= Beginning of Section =

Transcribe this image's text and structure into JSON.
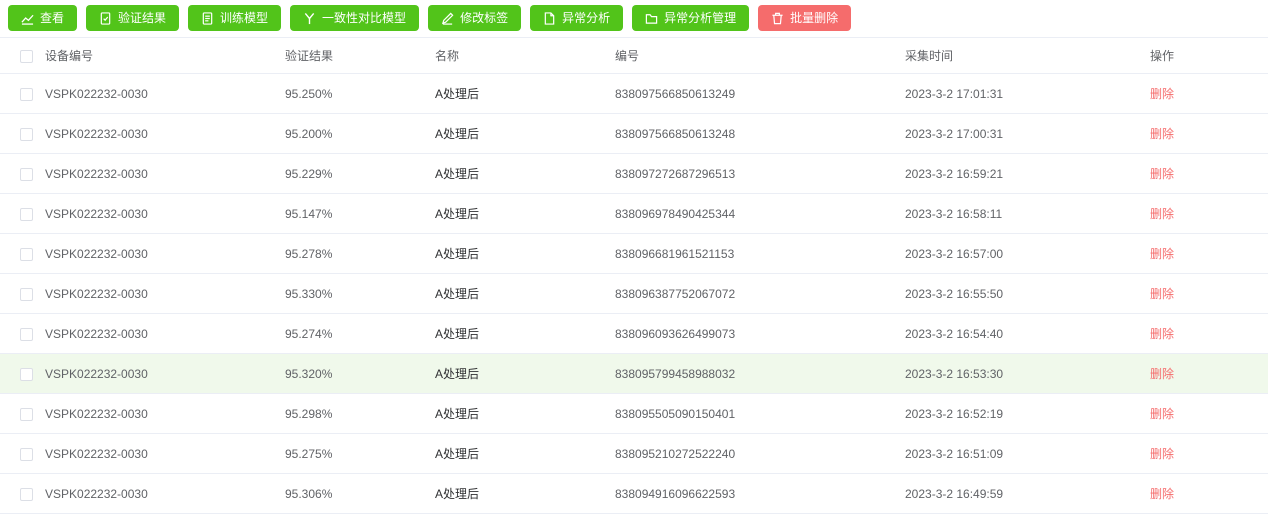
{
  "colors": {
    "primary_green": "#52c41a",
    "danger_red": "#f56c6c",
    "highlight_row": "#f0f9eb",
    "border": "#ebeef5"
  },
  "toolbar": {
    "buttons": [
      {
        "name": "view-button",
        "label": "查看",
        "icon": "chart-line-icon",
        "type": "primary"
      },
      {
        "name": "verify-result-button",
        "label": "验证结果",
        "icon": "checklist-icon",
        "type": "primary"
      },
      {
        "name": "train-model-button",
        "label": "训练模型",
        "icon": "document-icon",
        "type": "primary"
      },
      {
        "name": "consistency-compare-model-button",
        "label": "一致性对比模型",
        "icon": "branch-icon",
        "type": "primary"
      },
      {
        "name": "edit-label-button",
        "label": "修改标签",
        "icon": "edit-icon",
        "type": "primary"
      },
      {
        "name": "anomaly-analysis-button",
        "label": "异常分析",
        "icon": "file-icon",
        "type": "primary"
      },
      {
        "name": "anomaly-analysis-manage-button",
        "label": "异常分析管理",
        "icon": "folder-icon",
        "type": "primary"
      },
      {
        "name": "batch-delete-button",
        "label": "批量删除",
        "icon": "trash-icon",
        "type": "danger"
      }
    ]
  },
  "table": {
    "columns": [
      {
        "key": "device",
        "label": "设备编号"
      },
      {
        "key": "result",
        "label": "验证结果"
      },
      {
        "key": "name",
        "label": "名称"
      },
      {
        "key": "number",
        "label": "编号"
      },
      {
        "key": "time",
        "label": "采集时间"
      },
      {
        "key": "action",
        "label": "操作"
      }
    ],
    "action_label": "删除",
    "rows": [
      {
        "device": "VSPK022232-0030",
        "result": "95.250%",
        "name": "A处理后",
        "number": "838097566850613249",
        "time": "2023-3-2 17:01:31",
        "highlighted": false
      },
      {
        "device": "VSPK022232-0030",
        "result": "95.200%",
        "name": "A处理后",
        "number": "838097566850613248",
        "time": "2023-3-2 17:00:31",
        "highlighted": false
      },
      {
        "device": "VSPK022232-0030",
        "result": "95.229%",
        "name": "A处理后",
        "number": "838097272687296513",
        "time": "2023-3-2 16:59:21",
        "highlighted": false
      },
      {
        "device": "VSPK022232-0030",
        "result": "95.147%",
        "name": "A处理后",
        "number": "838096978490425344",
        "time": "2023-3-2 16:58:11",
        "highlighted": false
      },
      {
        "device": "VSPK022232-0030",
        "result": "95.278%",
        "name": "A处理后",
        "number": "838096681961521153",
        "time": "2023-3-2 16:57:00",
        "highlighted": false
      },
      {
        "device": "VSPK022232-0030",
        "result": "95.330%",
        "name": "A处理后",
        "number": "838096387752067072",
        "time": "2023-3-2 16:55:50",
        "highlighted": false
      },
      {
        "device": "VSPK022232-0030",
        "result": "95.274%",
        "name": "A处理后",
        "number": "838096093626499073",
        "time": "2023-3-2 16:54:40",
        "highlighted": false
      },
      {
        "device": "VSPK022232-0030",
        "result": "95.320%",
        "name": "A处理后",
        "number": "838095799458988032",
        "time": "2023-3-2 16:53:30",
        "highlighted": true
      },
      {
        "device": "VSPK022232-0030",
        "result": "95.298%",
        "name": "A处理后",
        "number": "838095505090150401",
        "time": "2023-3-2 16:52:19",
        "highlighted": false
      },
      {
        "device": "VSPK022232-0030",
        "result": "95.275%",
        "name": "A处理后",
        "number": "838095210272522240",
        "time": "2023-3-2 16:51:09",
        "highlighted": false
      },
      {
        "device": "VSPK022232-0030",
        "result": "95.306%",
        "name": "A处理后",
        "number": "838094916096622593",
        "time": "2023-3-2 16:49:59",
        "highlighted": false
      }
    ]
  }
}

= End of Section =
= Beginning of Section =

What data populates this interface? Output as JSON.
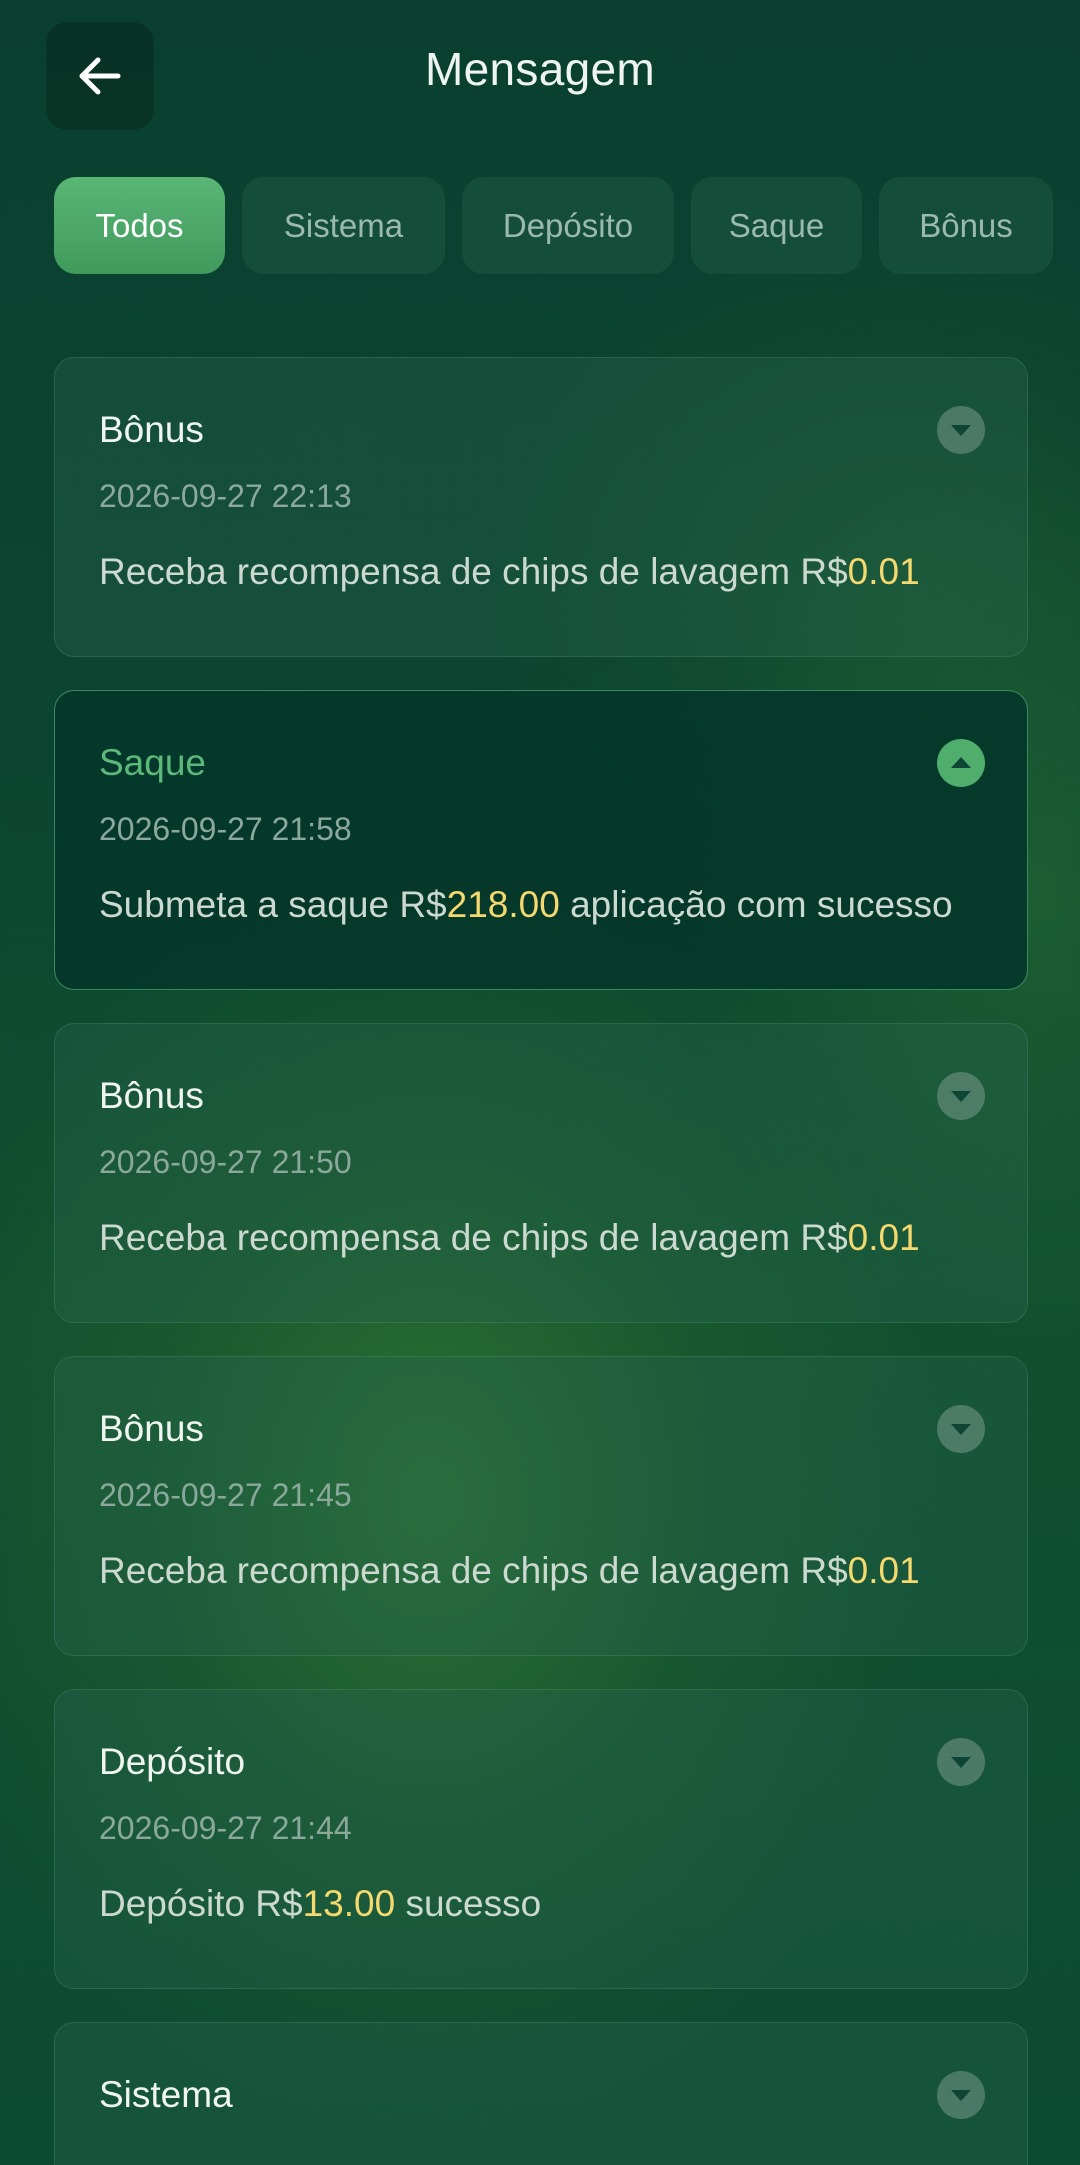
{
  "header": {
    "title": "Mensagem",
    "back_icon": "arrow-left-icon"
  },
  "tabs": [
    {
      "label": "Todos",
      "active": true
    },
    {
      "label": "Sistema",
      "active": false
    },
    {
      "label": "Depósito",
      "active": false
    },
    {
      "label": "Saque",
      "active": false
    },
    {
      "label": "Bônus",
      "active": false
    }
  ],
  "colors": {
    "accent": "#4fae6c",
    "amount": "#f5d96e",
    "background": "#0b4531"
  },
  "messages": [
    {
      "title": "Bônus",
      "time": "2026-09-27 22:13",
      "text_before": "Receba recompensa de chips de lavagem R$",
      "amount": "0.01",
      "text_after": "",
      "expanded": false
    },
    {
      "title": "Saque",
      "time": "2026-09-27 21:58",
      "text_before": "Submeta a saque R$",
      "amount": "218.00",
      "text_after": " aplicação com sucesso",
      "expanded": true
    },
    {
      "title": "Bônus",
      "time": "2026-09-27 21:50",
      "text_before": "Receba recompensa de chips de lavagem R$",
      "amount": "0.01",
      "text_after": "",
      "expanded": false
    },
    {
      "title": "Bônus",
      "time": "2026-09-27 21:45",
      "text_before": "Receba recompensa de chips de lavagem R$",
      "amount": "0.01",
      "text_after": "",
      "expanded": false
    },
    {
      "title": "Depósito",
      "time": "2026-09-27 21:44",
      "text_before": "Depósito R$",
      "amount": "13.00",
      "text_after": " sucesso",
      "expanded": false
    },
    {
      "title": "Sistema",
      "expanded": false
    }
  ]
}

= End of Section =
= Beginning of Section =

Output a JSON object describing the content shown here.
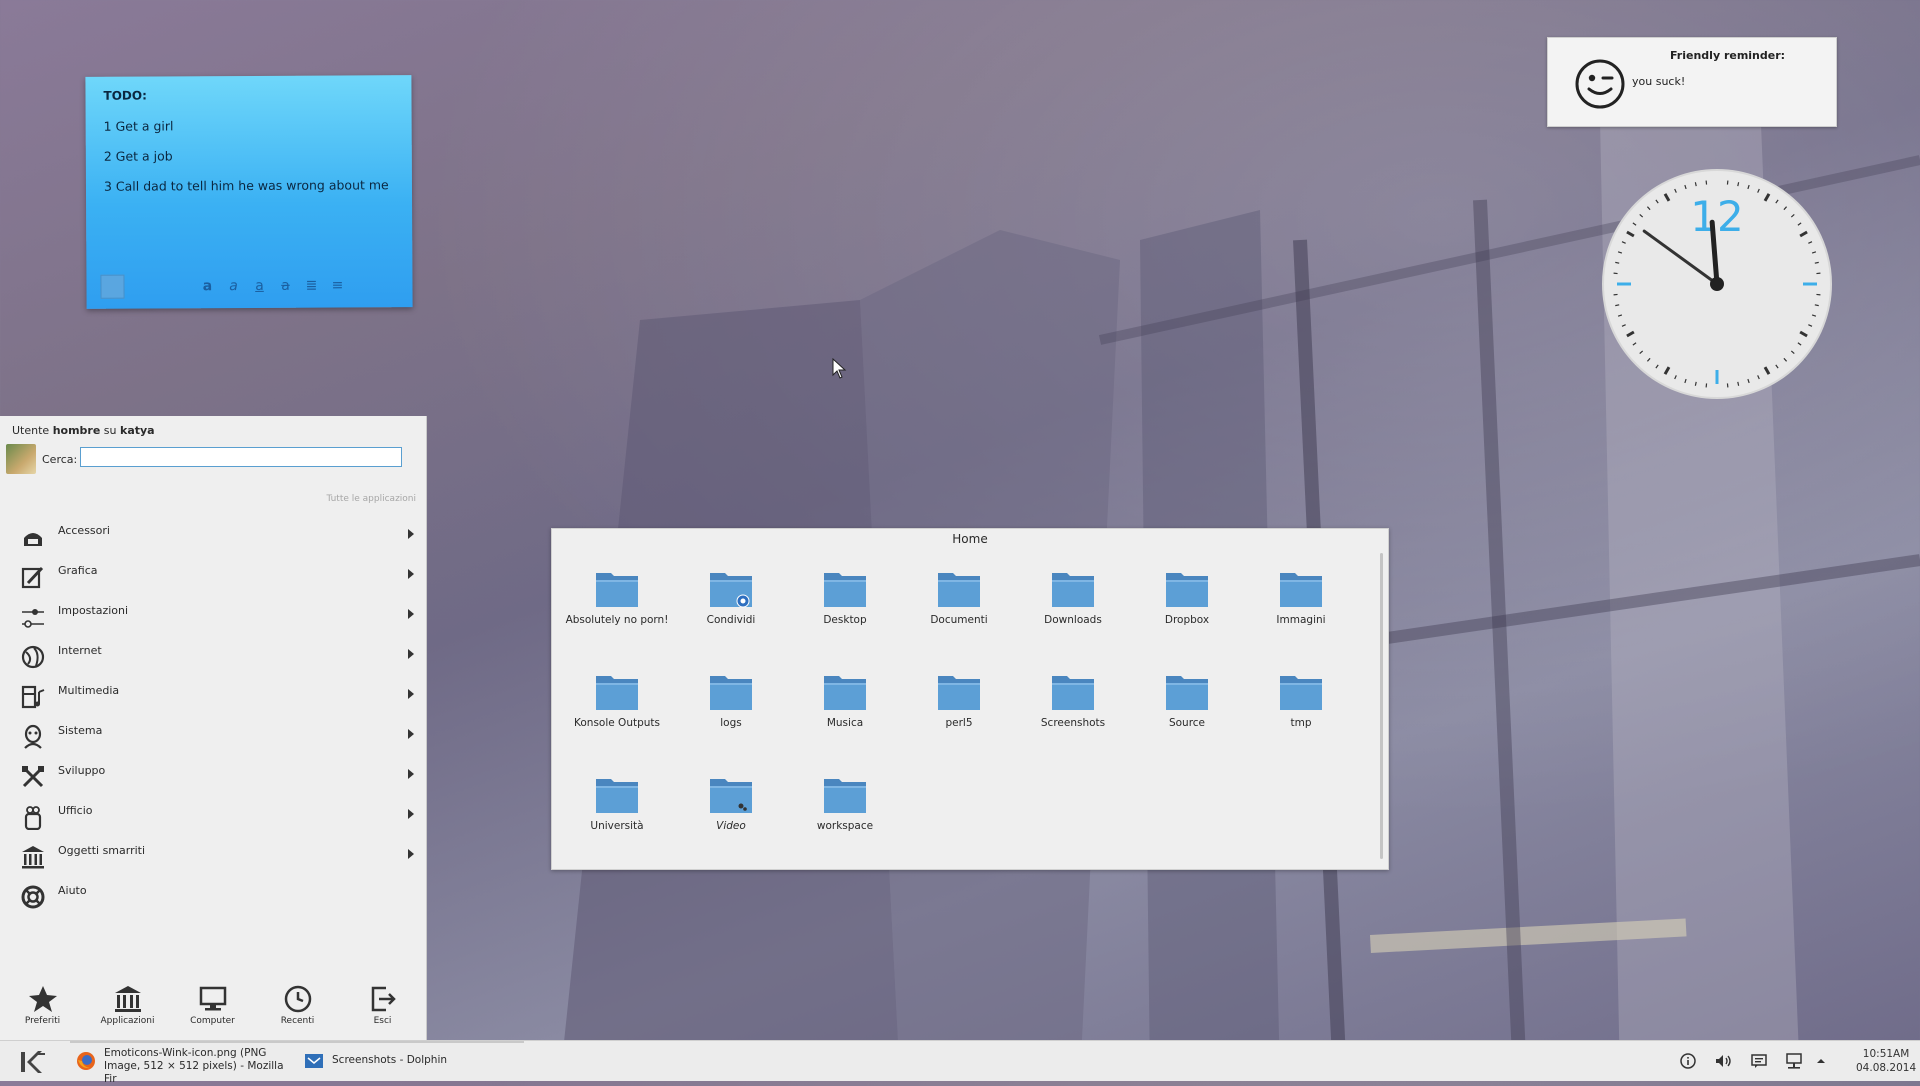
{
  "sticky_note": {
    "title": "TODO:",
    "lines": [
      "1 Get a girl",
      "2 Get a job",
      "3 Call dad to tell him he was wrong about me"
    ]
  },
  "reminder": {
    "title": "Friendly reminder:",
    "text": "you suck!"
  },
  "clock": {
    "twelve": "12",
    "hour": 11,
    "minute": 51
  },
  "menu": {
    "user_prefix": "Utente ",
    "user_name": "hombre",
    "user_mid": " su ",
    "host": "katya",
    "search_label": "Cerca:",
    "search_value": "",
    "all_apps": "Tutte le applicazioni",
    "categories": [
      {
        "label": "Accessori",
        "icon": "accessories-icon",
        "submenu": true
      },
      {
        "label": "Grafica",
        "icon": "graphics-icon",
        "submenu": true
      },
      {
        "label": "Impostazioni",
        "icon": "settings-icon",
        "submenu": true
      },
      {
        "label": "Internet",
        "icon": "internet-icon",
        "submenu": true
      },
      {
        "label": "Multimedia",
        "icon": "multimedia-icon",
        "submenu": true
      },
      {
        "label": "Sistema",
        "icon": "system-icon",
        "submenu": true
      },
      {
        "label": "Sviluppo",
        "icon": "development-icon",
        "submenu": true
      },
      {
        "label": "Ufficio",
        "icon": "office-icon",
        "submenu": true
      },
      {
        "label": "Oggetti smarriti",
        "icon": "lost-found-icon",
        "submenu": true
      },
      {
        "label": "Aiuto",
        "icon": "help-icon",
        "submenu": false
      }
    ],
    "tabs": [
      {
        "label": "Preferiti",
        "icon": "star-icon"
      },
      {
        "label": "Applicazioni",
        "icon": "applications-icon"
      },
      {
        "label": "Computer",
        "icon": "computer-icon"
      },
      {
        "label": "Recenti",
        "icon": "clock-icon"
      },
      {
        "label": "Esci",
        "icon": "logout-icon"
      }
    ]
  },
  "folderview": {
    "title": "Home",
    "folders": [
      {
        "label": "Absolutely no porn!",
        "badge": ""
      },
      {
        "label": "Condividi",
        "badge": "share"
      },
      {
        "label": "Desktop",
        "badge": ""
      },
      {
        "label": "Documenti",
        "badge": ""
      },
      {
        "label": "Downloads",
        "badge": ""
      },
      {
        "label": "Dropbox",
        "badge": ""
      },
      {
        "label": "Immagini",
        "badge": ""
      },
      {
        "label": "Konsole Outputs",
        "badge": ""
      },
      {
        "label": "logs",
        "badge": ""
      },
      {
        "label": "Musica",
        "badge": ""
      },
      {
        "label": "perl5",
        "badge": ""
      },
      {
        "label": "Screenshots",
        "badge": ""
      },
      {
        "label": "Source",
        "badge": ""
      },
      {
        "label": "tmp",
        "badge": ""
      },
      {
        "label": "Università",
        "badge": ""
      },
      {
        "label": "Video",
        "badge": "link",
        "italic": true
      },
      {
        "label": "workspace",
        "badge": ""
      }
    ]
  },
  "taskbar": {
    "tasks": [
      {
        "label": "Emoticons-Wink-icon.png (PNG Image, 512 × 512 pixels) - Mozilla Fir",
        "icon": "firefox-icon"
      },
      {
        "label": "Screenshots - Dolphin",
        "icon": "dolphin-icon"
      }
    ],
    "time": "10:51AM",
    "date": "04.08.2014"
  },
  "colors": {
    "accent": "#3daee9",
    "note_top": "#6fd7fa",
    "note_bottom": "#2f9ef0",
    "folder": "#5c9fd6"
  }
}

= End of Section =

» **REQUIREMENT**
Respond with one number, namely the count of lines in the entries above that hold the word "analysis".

» **ANSWER BOX**
2